Since astronomers discovered the Smith Cloud, a giant gas cloud plummeting toward the Milky Way, they have been unable to determine its composition, which would hold clues as to its origin. Astronomers have now determined that the cloud contains elements similar to our sun, which means the cloud originated in the Milky Way’s outer edges and not in intergalactic space as some have speculated.

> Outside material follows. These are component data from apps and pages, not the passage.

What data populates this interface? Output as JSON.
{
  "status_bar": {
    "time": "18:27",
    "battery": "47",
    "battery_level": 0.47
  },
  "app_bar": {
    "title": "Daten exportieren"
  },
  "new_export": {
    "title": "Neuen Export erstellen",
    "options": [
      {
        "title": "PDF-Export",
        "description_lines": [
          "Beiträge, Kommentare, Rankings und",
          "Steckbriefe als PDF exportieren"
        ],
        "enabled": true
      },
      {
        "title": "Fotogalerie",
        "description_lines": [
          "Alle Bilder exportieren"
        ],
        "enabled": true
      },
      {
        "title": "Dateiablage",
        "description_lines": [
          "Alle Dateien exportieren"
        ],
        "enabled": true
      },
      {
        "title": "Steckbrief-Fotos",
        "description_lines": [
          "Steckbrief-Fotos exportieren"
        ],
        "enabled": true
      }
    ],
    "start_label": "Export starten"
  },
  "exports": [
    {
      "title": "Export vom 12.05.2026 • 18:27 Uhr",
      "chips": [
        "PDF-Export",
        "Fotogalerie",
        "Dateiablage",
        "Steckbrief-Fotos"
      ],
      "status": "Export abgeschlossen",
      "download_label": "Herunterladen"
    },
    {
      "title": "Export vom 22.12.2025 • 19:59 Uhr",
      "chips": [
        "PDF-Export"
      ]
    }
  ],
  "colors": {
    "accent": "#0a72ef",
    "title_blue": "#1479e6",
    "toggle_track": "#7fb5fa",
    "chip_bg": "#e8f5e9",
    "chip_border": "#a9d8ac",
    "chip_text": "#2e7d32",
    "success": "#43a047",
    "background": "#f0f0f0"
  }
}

The astronomers found that the colossal cloud loud is as rich in sulfur as the Milky Way’s outer disk, a region about 40,000 light-years from the galaxy’s center and about 15,000 light-years farther out than our sun and solar system are. This means that it was polluted by material from stars. This would not happen if it were pristine hydrogen from outside the galaxy. Instead, the cloud appears to have had an intimate relationship with the Milky Way, but was somehow ejected from the outer Milky Way disk about 70 million years ago and is now boomeranging back onto its disk.